Records for processing:

------------------------------------------------------------

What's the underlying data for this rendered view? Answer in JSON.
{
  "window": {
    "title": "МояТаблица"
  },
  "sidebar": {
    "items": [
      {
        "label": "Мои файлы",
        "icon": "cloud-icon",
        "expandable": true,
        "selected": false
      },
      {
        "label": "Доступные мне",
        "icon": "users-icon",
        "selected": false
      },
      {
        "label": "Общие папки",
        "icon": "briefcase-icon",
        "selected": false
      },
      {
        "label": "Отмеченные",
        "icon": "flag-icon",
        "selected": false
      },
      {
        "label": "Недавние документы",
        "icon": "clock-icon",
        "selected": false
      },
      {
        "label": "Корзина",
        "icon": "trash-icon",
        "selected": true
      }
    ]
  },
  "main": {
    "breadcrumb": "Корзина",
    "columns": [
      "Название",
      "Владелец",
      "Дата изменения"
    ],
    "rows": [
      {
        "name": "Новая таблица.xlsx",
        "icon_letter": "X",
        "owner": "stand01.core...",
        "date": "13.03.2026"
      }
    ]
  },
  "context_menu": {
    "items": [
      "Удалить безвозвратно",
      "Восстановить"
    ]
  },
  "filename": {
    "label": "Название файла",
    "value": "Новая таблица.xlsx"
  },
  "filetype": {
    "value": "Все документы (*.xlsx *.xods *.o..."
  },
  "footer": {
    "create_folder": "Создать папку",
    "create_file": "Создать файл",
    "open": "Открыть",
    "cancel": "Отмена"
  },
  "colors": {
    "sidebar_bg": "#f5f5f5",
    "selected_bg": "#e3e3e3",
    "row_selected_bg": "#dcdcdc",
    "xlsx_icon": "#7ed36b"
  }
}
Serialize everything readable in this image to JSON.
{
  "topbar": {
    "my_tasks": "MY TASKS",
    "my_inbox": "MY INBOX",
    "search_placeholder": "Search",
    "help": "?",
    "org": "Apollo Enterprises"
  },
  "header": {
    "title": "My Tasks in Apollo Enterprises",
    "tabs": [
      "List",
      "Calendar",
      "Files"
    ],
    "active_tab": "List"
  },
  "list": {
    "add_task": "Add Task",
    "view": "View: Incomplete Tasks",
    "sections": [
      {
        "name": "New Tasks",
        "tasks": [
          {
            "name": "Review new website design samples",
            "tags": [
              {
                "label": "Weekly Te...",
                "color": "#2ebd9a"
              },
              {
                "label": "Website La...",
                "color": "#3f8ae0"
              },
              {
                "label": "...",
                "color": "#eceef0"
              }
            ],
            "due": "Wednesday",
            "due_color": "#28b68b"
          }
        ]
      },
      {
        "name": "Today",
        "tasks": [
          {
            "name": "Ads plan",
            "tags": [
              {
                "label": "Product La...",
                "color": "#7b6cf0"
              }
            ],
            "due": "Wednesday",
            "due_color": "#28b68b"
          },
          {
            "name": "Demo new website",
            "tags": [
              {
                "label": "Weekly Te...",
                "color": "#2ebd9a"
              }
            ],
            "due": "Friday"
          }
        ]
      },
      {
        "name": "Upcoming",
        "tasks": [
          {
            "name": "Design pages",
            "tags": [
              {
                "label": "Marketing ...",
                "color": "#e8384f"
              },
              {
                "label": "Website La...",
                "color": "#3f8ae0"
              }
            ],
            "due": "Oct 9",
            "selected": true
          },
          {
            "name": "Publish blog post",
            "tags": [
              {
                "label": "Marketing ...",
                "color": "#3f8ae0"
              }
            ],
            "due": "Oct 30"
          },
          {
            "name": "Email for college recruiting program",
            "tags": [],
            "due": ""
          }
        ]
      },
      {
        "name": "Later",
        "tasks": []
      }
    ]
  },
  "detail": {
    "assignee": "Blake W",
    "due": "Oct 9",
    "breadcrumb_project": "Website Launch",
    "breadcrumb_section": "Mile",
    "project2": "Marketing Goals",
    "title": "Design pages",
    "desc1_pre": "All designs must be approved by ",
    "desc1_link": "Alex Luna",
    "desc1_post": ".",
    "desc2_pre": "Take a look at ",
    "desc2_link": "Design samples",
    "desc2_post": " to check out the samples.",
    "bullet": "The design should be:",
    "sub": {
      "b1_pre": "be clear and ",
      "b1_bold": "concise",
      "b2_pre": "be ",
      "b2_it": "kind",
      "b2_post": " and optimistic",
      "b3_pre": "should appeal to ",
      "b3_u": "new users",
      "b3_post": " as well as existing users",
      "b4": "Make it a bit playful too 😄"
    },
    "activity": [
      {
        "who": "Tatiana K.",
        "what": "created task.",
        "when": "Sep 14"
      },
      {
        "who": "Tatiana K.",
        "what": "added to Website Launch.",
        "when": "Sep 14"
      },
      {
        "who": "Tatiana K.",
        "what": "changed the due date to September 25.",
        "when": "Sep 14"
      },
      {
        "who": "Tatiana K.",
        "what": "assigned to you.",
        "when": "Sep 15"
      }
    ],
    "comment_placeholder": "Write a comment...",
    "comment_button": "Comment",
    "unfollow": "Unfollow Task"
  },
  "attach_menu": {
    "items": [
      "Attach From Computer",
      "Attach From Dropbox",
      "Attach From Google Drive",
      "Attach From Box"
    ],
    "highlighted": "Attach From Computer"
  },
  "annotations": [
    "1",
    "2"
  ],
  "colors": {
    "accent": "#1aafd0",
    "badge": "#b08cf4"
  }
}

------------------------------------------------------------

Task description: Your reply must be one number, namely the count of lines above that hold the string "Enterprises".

Reply: 2